Exercise:
The lines to be copied run from the one containing "Read all visible content and emit it as JSON." to the end of the material below; reproduce them exactly, including both ends, and nothing more.

Segment Start: Data listing

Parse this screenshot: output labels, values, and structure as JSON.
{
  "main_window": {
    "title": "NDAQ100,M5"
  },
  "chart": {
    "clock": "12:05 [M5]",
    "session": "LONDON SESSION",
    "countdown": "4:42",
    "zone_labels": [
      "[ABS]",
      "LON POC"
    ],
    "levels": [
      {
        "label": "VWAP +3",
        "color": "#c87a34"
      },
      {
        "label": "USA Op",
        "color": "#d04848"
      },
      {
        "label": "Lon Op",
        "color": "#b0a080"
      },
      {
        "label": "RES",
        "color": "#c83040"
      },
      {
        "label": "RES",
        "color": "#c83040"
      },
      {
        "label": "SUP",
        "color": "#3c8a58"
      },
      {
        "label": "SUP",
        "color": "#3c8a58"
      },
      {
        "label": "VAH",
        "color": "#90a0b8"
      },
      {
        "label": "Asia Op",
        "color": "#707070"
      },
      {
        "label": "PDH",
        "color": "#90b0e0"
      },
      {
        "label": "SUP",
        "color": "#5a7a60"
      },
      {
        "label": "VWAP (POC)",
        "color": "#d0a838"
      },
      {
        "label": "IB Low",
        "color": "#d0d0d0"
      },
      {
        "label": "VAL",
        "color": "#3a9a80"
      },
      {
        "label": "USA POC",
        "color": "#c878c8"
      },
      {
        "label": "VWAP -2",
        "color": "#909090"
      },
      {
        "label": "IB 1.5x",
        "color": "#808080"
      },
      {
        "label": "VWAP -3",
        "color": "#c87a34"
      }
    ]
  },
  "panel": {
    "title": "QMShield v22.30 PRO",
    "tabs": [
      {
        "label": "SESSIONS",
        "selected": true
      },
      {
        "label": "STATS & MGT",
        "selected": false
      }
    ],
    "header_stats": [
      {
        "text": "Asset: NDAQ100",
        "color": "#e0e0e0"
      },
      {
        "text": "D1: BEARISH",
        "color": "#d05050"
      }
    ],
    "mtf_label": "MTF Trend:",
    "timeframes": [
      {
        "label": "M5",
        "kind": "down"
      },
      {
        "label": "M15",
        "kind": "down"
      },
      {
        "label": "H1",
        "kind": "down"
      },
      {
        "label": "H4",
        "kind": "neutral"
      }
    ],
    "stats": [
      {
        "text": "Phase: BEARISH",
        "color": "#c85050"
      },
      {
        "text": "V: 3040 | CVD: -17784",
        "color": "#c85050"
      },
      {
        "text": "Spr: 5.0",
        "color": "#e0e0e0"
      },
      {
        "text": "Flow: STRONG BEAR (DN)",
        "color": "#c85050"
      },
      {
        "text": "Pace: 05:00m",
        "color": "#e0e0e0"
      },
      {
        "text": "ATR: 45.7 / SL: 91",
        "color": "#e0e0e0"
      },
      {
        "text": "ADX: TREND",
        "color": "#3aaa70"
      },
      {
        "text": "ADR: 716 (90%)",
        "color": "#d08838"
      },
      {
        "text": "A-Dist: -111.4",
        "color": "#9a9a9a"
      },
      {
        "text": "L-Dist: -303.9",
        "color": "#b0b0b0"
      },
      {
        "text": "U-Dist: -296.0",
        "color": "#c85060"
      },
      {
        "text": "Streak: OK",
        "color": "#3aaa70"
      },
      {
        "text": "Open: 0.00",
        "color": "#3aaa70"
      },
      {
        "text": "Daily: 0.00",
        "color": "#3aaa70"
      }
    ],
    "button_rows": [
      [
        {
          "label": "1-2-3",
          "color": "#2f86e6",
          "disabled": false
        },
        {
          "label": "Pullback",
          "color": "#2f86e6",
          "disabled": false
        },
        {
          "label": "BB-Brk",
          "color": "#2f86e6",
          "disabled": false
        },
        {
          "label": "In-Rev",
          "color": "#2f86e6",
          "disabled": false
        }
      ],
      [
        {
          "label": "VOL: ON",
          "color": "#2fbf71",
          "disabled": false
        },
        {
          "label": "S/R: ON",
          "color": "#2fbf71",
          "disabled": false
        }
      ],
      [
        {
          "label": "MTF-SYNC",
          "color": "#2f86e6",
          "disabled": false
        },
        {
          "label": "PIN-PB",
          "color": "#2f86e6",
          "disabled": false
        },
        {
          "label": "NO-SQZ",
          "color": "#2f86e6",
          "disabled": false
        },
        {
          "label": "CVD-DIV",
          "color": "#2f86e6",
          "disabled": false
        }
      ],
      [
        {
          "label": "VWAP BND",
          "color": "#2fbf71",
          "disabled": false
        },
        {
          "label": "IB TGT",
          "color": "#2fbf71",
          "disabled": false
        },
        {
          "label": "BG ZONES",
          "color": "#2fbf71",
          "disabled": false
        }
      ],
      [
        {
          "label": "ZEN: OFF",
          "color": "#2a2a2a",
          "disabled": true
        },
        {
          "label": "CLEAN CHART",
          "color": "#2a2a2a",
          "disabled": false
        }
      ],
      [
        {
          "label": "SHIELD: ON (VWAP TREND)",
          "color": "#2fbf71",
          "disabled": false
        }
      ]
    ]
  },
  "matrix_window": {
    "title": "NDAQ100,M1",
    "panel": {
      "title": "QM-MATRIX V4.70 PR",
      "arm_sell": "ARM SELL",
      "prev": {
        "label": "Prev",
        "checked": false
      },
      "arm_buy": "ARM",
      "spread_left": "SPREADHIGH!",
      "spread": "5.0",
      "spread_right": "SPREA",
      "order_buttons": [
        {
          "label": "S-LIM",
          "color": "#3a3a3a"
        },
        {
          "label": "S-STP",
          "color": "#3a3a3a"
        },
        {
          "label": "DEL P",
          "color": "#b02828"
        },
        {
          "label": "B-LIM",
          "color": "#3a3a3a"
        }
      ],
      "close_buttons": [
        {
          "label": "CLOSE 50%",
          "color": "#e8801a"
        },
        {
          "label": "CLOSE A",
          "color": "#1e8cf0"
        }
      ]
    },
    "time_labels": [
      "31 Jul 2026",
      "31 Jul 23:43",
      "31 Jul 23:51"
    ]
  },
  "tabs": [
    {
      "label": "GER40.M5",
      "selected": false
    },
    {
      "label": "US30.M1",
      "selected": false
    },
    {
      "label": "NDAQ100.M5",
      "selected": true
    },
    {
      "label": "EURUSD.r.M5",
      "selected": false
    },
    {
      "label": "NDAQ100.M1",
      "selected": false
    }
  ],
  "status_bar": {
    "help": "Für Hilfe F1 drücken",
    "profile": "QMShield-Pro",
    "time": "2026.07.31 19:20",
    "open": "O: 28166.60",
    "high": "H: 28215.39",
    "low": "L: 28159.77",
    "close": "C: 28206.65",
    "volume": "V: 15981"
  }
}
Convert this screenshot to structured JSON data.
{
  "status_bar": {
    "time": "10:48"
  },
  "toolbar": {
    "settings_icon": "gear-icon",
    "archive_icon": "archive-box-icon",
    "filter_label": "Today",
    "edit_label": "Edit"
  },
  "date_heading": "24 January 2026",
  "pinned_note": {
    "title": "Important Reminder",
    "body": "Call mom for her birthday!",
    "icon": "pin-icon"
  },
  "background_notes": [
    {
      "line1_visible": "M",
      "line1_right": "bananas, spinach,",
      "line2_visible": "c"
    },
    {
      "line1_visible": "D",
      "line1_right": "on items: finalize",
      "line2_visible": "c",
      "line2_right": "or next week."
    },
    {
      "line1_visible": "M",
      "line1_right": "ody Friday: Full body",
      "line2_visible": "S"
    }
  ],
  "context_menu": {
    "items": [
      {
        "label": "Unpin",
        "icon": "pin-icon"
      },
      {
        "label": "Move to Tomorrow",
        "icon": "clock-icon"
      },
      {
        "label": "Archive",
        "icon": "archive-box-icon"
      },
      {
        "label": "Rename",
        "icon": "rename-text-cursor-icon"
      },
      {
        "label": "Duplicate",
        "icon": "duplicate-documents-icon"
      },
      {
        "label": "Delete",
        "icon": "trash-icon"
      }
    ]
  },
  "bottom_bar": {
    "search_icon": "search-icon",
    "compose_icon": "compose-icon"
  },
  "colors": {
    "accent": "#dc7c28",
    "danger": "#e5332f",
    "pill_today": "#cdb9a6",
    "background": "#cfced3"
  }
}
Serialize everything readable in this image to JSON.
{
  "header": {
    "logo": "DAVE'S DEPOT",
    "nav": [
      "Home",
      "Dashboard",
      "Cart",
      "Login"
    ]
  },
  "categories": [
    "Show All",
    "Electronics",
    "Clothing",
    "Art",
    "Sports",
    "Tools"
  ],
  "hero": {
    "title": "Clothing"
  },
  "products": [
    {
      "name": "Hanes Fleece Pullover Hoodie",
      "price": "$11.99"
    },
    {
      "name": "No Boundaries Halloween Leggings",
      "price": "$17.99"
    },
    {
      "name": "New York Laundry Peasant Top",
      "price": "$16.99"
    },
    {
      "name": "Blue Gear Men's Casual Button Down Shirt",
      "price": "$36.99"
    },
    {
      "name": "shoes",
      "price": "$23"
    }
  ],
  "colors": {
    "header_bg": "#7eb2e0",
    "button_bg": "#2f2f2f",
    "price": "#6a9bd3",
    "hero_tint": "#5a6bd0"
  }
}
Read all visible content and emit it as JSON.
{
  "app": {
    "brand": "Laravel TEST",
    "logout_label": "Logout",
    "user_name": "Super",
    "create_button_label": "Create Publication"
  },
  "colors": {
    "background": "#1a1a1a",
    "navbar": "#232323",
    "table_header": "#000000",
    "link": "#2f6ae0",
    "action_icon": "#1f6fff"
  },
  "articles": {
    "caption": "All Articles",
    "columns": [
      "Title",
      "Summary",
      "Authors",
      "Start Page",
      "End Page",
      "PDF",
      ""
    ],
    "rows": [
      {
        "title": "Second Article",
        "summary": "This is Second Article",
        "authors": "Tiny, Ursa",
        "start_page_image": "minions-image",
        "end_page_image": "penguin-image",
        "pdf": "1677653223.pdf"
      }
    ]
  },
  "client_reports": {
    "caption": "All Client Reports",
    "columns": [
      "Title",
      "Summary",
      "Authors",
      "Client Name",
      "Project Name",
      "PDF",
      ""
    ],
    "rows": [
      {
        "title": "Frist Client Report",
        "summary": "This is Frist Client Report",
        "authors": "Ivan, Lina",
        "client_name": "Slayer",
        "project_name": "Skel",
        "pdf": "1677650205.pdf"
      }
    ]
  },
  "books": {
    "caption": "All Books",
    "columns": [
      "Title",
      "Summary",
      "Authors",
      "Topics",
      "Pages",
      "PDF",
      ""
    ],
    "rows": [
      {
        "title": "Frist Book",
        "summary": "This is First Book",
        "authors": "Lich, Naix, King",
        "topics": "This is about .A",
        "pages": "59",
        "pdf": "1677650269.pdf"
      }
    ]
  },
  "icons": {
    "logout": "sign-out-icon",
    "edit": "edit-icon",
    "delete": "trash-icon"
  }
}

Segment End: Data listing

Response area:
Read all visible content and emit it as JSON.
{
  "app": {
    "brand": "Laravel TEST",
    "logout_label": "Logout",
    "user_name": "Super",
    "create_button_label": "Create Publication"
  },
  "colors": {
    "background": "#1a1a1a",
    "navbar": "#232323",
    "table_header": "#000000",
    "link": "#2f6ae0",
    "action_icon": "#1f6fff"
  },
  "articles": {
    "caption": "All Articles",
    "columns": [
      "Title",
      "Summary",
      "Authors",
      "Start Page",
      "End Page",
      "PDF",
      ""
    ],
    "rows": [
      {
        "title": "Second Article",
        "summary": "This is Second Article",
        "authors": "Tiny, Ursa",
        "start_page_image": "minions-image",
        "end_page_image": "penguin-image",
        "pdf": "1677653223.pdf"
      }
    ]
  },
  "client_reports": {
    "caption": "All Client Reports",
    "columns": [
      "Title",
      "Summary",
      "Authors",
      "Client Name",
      "Project Name",
      "PDF",
      ""
    ],
    "rows": [
      {
        "title": "Frist Client Report",
        "summary": "This is Frist Client Report",
        "authors": "Ivan, Lina",
        "client_name": "Slayer",
        "project_name": "Skel",
        "pdf": "1677650205.pdf"
      }
    ]
  },
  "books": {
    "caption": "All Books",
    "columns": [
      "Title",
      "Summary",
      "Authors",
      "Topics",
      "Pages",
      "PDF",
      ""
    ],
    "rows": [
      {
        "title": "Frist Book",
        "summary": "This is First Book",
        "authors": "Lich, Naix, King",
        "topics": "This is about .A",
        "pages": "59",
        "pdf": "1677650269.pdf"
      }
    ]
  },
  "icons": {
    "logout": "sign-out-icon",
    "edit": "edit-icon",
    "delete": "trash-icon"
  }
}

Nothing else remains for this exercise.